Problem details: The response should be an exact copy of every record.
######
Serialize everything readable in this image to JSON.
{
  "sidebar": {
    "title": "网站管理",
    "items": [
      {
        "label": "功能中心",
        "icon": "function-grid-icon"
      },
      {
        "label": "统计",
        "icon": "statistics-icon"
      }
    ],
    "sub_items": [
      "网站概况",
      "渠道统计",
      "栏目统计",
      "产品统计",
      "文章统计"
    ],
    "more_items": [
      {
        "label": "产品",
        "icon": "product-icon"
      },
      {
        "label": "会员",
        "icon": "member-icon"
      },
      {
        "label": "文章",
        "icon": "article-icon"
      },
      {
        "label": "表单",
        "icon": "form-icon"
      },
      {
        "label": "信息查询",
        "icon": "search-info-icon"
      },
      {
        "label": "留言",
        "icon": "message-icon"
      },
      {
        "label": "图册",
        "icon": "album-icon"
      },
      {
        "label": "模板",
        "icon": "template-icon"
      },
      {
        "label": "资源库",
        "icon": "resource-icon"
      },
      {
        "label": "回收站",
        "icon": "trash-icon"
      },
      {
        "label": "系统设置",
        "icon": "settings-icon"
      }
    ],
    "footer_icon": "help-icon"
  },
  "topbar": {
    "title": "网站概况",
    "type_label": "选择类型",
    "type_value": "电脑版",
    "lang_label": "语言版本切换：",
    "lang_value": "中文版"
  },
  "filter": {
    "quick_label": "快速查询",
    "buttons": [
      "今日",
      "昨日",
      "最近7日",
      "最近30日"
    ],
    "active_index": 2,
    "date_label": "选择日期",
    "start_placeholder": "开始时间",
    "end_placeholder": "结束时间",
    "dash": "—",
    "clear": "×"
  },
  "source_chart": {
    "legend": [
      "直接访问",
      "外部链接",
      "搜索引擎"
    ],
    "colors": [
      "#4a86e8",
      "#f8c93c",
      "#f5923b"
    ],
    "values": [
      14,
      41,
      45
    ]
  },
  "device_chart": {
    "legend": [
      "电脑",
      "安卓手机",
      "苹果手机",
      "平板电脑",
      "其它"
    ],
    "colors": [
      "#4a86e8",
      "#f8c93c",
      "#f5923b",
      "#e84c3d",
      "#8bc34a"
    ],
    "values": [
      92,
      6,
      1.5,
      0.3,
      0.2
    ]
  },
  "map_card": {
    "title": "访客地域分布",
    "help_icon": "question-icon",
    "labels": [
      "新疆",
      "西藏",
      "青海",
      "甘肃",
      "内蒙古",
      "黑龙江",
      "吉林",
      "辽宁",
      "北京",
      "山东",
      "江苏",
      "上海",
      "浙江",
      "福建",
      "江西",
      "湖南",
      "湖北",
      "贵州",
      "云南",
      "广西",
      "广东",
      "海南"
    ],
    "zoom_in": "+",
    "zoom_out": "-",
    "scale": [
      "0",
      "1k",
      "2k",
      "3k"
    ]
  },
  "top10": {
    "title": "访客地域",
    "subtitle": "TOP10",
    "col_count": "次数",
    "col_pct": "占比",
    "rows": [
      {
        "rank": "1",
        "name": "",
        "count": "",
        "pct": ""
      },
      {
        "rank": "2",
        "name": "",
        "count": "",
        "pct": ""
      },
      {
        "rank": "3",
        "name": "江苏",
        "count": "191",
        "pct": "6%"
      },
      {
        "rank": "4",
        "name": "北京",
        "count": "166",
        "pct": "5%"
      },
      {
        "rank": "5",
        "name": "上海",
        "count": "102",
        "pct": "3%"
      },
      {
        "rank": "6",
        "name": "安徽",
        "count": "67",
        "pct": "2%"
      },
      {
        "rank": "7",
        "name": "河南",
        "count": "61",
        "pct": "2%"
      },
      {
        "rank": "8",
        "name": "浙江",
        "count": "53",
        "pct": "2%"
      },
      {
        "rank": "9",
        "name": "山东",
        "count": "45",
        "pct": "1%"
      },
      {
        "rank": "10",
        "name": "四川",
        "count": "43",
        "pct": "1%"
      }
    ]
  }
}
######
Your response:
Serialize everything readable in this image to JSON.
{
  "sidebar": {
    "title": "网站管理",
    "items": [
      {
        "label": "功能中心",
        "icon": "function-grid-icon"
      },
      {
        "label": "统计",
        "icon": "statistics-icon"
      }
    ],
    "sub_items": [
      "网站概况",
      "渠道统计",
      "栏目统计",
      "产品统计",
      "文章统计"
    ],
    "more_items": [
      {
        "label": "产品",
        "icon": "product-icon"
      },
      {
        "label": "会员",
        "icon": "member-icon"
      },
      {
        "label": "文章",
        "icon": "article-icon"
      },
      {
        "label": "表单",
        "icon": "form-icon"
      },
      {
        "label": "信息查询",
        "icon": "search-info-icon"
      },
      {
        "label": "留言",
        "icon": "message-icon"
      },
      {
        "label": "图册",
        "icon": "album-icon"
      },
      {
        "label": "模板",
        "icon": "template-icon"
      },
      {
        "label": "资源库",
        "icon": "resource-icon"
      },
      {
        "label": "回收站",
        "icon": "trash-icon"
      },
      {
        "label": "系统设置",
        "icon": "settings-icon"
      }
    ],
    "footer_icon": "help-icon"
  },
  "topbar": {
    "title": "网站概况",
    "type_label": "选择类型",
    "type_value": "电脑版",
    "lang_label": "语言版本切换：",
    "lang_value": "中文版"
  },
  "filter": {
    "quick_label": "快速查询",
    "buttons": [
      "今日",
      "昨日",
      "最近7日",
      "最近30日"
    ],
    "active_index": 2,
    "date_label": "选择日期",
    "start_placeholder": "开始时间",
    "end_placeholder": "结束时间",
    "dash": "—",
    "clear": "×"
  },
  "source_chart": {
    "legend": [
      "直接访问",
      "外部链接",
      "搜索引擎"
    ],
    "colors": [
      "#4a86e8",
      "#f8c93c",
      "#f5923b"
    ],
    "values": [
      14,
      41,
      45
    ]
  },
  "device_chart": {
    "legend": [
      "电脑",
      "安卓手机",
      "苹果手机",
      "平板电脑",
      "其它"
    ],
    "colors": [
      "#4a86e8",
      "#f8c93c",
      "#f5923b",
      "#e84c3d",
      "#8bc34a"
    ],
    "values": [
      92,
      6,
      1.5,
      0.3,
      0.2
    ]
  },
  "map_card": {
    "title": "访客地域分布",
    "help_icon": "question-icon",
    "labels": [
      "新疆",
      "西藏",
      "青海",
      "甘肃",
      "内蒙古",
      "黑龙江",
      "吉林",
      "辽宁",
      "北京",
      "山东",
      "江苏",
      "上海",
      "浙江",
      "福建",
      "江西",
      "湖南",
      "湖北",
      "贵州",
      "云南",
      "广西",
      "广东",
      "海南"
    ],
    "zoom_in": "+",
    "zoom_out": "-",
    "scale": [
      "0",
      "1k",
      "2k",
      "3k"
    ]
  },
  "top10": {
    "title": "访客地域",
    "subtitle": "TOP10",
    "col_count": "次数",
    "col_pct": "占比",
    "rows": [
      {
        "rank": "1",
        "name": "",
        "count": "",
        "pct": ""
      },
      {
        "rank": "2",
        "name": "",
        "count": "",
        "pct": ""
      },
      {
        "rank": "3",
        "name": "江苏",
        "count": "191",
        "pct": "6%"
      },
      {
        "rank": "4",
        "name": "北京",
        "count": "166",
        "pct": "5%"
      },
      {
        "rank": "5",
        "name": "上海",
        "count": "102",
        "pct": "3%"
      },
      {
        "rank": "6",
        "name": "安徽",
        "count": "67",
        "pct": "2%"
      },
      {
        "rank": "7",
        "name": "河南",
        "count": "61",
        "pct": "2%"
      },
      {
        "rank": "8",
        "name": "浙江",
        "count": "53",
        "pct": "2%"
      },
      {
        "rank": "9",
        "name": "山东",
        "count": "45",
        "pct": "1%"
      },
      {
        "rank": "10",
        "name": "四川",
        "count": "43",
        "pct": "1%"
      }
    ]
  }
}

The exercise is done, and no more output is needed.